What conclusions can we draw from this growing state involvement in financing transportation infrastructure?
In the short run, more state revenue dedicated to infrastructure will lessen the pressure on Congress to come up with increased resources to fund the next surface transportation reauthorization. A one- or two-year bill funded at current spending levels now appears as a distinct possibility according to some congressional sources. Evidence of a growing ability and willingness of states to fund their transportation needs is cited as the reason.

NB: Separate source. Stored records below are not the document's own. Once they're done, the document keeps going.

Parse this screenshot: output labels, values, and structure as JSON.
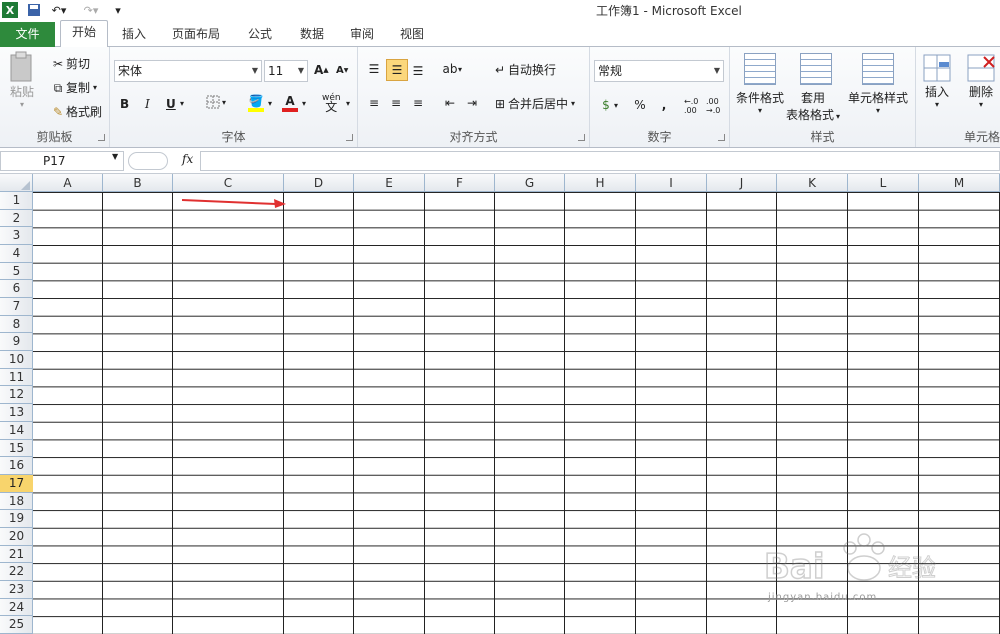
{
  "title": "工作簿1 - Microsoft Excel",
  "tabs": [
    "文件",
    "开始",
    "插入",
    "页面布局",
    "公式",
    "数据",
    "审阅",
    "视图"
  ],
  "ribbon": {
    "clipboard": {
      "paste": "粘贴",
      "cut": "剪切",
      "copy": "复制",
      "format_painter": "格式刷",
      "label": "剪贴板"
    },
    "font": {
      "name": "宋体",
      "size": "11",
      "bold": "B",
      "italic": "I",
      "underline": "U",
      "label": "字体"
    },
    "alignment": {
      "wrap": "自动换行",
      "merge": "合并后居中",
      "label": "对齐方式"
    },
    "number": {
      "format": "常规",
      "label": "数字"
    },
    "styles": {
      "conditional": "条件格式",
      "table_a": "套用",
      "table_b": "表格格式",
      "cell_styles": "单元格样式",
      "label": "样式"
    },
    "cells": {
      "insert": "插入",
      "delete": "删除",
      "label": "单元格"
    }
  },
  "namebox": "P17",
  "fx": "fx",
  "columns": [
    "A",
    "B",
    "C",
    "D",
    "E",
    "F",
    "G",
    "H",
    "I",
    "J",
    "K",
    "L",
    "M"
  ],
  "rows": [
    "1",
    "2",
    "3",
    "4",
    "5",
    "6",
    "7",
    "8",
    "9",
    "10",
    "11",
    "12",
    "13",
    "14",
    "15",
    "16",
    "17",
    "18",
    "19",
    "20",
    "21",
    "22",
    "23",
    "24",
    "25"
  ],
  "selected_row": "17",
  "watermark": "jingyan.baidu.com",
  "colors": {
    "file_tab": "#2e8a3c",
    "selected_row": "#f8d46c",
    "arrow": "#e03030"
  }
}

In the longer run, greater state fiscal autonomy and financial sophistication could modify the federal-state relationship in transportation in a permanent way. There would be less need for direct federal financial aid to state DOTs and more emphasis on credit assistance to support transportation investments of truly national scope and significance. More generous credit assistance could come through expanded federal credit facilities such as Sen. Mark Warner’s (D-VA) National Infrastructure Financing Authority or Rep. John Delaney’s (D-MD) Partnership to Build America bonds.
Over time, there could evolve a twin system of funding of the nation’s transportation needs. Locally raised revenue, supplemented with federal-aid highway funds from the Highway Trust Fund (approximately $30 billion/year) would be used by states to maintain their roads and bridges in a state of good repair. On the other hand, large-scale reconstruction and system expansion projects of regional or national significance —projects that are beyond the states’ fiscal capacity to fund on a pay-as-you-go basis— would be financed with long-term credit (both public and private) and availability payments.

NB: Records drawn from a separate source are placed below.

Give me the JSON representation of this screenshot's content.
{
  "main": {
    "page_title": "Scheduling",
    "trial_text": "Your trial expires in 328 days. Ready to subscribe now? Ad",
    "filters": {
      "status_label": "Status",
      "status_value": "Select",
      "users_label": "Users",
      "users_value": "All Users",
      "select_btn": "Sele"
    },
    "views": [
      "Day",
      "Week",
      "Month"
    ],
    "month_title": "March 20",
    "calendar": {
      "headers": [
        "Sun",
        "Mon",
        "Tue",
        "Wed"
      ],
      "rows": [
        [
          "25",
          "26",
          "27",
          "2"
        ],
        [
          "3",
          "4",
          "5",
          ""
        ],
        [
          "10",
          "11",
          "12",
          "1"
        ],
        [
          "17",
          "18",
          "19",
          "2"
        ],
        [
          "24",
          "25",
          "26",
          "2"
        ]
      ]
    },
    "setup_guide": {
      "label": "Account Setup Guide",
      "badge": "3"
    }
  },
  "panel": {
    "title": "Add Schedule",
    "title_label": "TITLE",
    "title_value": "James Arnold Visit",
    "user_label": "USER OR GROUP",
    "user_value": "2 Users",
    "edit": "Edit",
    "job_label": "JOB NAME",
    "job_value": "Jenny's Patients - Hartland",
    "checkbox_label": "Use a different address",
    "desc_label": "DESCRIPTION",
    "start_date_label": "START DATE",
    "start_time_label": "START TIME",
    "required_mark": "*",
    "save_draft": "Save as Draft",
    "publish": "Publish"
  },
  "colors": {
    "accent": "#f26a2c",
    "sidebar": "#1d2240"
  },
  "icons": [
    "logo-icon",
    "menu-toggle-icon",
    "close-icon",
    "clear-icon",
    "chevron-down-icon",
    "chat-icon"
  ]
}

The Highway Trust Fund— no longer expected to pay for new infrastructure but only to help maintain and preserve existing infrastructure —would be restored to a sound financial footing, while the transportation community would be spared a constant worry about the uncertainty of the nation’s infrastructure program.

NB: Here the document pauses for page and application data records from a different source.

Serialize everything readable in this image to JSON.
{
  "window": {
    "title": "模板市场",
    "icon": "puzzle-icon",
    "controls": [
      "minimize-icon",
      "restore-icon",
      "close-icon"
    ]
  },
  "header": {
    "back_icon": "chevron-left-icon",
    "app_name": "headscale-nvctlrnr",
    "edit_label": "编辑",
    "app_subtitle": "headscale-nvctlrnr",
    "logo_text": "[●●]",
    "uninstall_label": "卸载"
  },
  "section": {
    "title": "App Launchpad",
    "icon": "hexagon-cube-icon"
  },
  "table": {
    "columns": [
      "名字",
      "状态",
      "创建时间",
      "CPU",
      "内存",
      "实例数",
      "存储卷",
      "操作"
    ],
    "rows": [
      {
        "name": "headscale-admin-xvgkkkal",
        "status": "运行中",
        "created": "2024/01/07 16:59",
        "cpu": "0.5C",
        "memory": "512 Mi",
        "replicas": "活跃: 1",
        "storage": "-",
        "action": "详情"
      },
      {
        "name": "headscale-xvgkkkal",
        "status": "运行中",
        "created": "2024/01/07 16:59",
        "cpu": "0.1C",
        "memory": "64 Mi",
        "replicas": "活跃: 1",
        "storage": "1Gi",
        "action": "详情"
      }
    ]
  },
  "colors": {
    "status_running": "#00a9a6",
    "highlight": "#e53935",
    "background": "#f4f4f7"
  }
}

It’s a tempting –and persuasive— scenario to contemplate as we approach a new reauthorization cycle in a severely constrained fiscal environment.
This column has been adapted from remarks delivered at the Conference of the American Dream Coalition, October 28, 2013.
Financing large-scale infrastructure projects
Long-term credit, private financing and availability payments have replaced federal dollars in virtually all large-scale, capital-intensive highway/bridge infrastructure projects. Prominent examples (and their state sponsors and total cost in $ bilions) include:
(1) I-495 Beltway HOT lanes project in Northern Virginia (VA, $1.9B)
(2) New York Tappan Zee Bridge replacement (NY, $6.4; 16B with rail/bus)
(3) San Francisco Bay Bridge Eastern Span replacement (CA, $6.4B)
(4)(5) Highway 520 floating bridge and Alaskan Way Viaduct in Seattle (WA, $3.2B)
(6) Elizabeth River tunnels linking Norfolk and Portsmouth (VA, $2.1B)
(7) East End Crossing over the Ohio River near Louisville (IN, $1.15B)
(8) PortMiami Tunnel (FL, $0.86B)
(9) Goethals Bridge replacement, linking New York City and New Jersey (NY-NJ, $1.5B; $474M in TIFIA loan)
(10) I-69 “Section 5” project (a 21-mile stretch of the I-69 Canada-to-Mexico corridor) (IN)
(11) Proposed second Detroit-Winsor Bridge Crossing (MI)
(12) North Tarrant Express project in the Fort Worth area (TX, $2.0B, $531M in TIFIA loan)
(13) Intercounty Connector in suburban Washington D.C. (MD, $2.4B)
(14) LBJ Expressway Project, Dallas (TX, $2.6B)
(15) Presidio Parkway (CA, $0.36B)
(16) Interstate-595 reconstruction (FL, $1.6B)
(17) I-95 HOT Lanes (VA, $0.92B)
(18) Proposaed Illiana Expressway (IN-IL, $1.6B)
C. Kenneth Orski is a public policy consultant and former principal of the Urban Mobility Corporation. He has worked professionally in the field of transportation for over 30 years, in both the public and private sector. He is editor and publisher of Innovation NewsBriefs, now in its 24th year of publication.